The FBI has agreed to investigate the death of 17-year-old Blandenboro, NC teen Lennon Lacy, who was found hanging from a trailer park swing set Aug. 29 by a dog leash. Local officials ruled his death a suicide, but skepticism cast by the teen's mother, the NAACP, and the county coroner has compelled a federal probe.
Lacy, a lineman for the West Bladen High School football team, left his home the evening of Aug. 28 for a run. His doctor had recommended he exercise in the evenings, when it was cooler and less humid, for his asthma. He was found around 7:30 a.m. the next morning.
"When I saw him, I just knew automatically he didn't do that to himself," Lennon's mother, Claudia Lacy, told the Associated Press. "If he was going to harm himself, his demeanor would have changed. His whole routine, everything, his attitude, everything would have changed." From the AP:
In the 911 call, the dispatcher advises the caller to try to get the person down in case he was still alive. When investigators arrived at the trailer park that the NAACP has described as predominantly white, the body was on the ground. Investigators told NAACP attorneys that one shoe was on the body and one was on the ground, said Al McSurely, a lawyer working for the NAACP.
The shoes were 1.5 sizes too small for Lacy and did not belong to him, his family said.
The family also questioned whether authorities took photos at the scene, and if they did, whether those photos were provided to the state medical examiner.
David said Friday that many photos were taken, but the NAACP attorneys said they were not aware of any.

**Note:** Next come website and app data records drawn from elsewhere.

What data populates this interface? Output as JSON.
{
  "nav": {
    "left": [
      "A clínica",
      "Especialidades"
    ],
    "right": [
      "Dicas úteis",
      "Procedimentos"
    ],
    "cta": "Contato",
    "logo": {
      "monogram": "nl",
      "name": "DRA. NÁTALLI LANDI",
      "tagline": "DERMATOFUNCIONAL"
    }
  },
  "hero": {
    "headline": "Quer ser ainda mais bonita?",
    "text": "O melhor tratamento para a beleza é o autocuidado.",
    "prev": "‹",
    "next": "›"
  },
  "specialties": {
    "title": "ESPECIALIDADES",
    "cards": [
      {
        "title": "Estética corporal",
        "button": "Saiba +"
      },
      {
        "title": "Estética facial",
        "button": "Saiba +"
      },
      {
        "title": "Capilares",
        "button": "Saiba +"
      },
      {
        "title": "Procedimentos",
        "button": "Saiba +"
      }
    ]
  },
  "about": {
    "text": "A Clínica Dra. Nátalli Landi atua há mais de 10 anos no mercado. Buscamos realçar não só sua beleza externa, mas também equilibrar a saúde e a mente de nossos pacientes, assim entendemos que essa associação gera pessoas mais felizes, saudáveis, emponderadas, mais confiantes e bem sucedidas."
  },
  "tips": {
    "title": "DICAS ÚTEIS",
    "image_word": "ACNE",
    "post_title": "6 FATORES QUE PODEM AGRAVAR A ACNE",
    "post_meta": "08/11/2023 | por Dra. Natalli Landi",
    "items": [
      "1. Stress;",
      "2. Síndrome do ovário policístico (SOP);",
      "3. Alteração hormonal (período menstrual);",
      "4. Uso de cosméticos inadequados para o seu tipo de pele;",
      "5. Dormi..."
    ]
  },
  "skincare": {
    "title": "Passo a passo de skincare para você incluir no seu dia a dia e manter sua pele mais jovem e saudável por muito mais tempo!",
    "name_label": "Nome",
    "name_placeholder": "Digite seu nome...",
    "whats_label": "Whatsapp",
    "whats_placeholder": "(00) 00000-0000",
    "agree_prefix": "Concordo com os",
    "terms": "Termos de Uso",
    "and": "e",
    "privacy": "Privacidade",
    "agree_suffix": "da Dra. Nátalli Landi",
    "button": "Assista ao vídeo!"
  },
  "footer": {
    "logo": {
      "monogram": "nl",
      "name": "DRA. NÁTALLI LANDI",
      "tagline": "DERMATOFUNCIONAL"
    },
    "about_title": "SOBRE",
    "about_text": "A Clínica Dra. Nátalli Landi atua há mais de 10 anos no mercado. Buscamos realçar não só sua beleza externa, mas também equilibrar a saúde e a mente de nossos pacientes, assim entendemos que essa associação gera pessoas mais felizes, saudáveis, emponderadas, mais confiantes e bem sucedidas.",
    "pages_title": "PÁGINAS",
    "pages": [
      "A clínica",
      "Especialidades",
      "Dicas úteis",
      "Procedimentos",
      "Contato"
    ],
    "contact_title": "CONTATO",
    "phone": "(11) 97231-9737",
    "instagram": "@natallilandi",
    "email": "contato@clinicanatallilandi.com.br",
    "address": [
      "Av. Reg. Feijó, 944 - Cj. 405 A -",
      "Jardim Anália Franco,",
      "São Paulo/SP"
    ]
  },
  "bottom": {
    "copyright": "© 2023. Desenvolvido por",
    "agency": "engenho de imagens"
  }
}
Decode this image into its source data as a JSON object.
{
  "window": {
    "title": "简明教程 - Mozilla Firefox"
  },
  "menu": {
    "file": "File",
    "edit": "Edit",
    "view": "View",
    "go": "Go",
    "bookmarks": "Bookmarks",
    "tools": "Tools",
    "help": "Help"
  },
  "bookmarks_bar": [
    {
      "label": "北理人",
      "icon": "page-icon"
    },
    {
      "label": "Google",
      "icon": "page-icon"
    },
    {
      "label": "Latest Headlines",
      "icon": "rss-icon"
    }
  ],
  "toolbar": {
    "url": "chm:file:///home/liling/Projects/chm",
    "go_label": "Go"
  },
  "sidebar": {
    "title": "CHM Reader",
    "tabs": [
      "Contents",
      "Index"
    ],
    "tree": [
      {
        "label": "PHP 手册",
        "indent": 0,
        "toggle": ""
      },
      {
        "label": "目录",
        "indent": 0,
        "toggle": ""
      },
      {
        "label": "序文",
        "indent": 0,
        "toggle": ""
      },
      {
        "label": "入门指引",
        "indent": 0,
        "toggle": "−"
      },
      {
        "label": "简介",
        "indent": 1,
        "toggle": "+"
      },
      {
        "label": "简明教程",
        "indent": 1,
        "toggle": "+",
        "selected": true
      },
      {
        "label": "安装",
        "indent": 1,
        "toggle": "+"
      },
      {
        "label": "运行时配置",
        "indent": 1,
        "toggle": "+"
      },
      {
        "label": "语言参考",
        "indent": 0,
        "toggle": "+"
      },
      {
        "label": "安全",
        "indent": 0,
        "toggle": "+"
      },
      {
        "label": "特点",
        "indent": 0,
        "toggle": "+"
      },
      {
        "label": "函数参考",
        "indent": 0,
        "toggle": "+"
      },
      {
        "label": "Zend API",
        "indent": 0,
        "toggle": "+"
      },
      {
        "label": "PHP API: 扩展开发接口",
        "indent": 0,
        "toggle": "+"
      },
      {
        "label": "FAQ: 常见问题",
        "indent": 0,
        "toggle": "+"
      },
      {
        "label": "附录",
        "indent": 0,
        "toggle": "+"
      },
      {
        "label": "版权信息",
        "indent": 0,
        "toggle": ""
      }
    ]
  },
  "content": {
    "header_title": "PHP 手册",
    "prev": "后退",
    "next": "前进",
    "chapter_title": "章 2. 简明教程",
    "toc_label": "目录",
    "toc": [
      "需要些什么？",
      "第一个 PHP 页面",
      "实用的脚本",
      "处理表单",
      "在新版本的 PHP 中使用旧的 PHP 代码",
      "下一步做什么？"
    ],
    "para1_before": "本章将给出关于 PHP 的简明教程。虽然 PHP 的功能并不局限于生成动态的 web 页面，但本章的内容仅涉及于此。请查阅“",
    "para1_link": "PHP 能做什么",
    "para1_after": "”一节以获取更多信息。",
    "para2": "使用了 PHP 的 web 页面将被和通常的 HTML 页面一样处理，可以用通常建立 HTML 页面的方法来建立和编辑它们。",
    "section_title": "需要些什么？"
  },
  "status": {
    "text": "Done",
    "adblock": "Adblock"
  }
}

Since August, the contributing factors that led to a quick conclusion by local investigators that Lennon killed himself have been questioned: Bladen County Coroner Hubert Kinlaw told the Associated Press he signed off on Lennon's death certificate ruling the teen's death a suicide "because that's how the form came back from the medical examiner." Kinlaw, who was also at the scene, says he is now unsure how Lennon died.
"How did it happen? How did he wind up there?" he told the AP. "These are all questions that are out there."
Roberts' first concern: basic physics. Lennon was 5-foot-9. The crossbar of the swing set frame he was found hanging from was 7-foot-6, according the NAACP review. With no swings or anything at the scene on which he could have climbed, according the review, it's unclear how Lennon reached the top.
Police were apparently inadvertently led to believe that Lennon was depressed after police asked his mother about his emotional state before his death. She claims the medical examiner misunderstood—a relative had just died, and was buried just the day before Lennon died.
Last Friday, Claudia Lacey penned an essay for The Guardian in which she speculates, "Was he killed? Was my son lynched?" She also revealed how police allegedly failed to check cell records or look through his bedroom:
I couldn't accept that then, and I still cannot now. For those four days, the police didn't once come to my house, they didn't look inside Lennon's room – they still haven't to this day. They didn't ask to see his cell phone so they could track his calls, they didn't ask me what clothes he was wearing the night before he died. Until my family, with the help of the North Carolina branch of the NAACP, presented the police with a long list of our concerns, they didn't even inquire about the fact that Lennon was found with a pair of white sneakers on his feet that he didn't own and were two sizes too small for him.
Lennon was also dating their neighbor, a 31-year-old white woman—a relationship his mother says was met with criticism. (The age of consent in North Carolina is 16.) "He did have an interracial relationship and attended an interracial church and people in that community raised their dislike of that," the Rev. William Barber, president of the North Carolina NAACP chapter, told reporters.
The NAACP led a march in Bladenboro this past Saturday demanding for a federal investigation.
"That's all I've ever asked for: what is due, owed rightfully to me and my family—justice. Prove to me what happened to my child," Lacy told CNN. "I look for him and I don't see him. I listen for him and I don't hear him."
[Image courtesy Lacy family]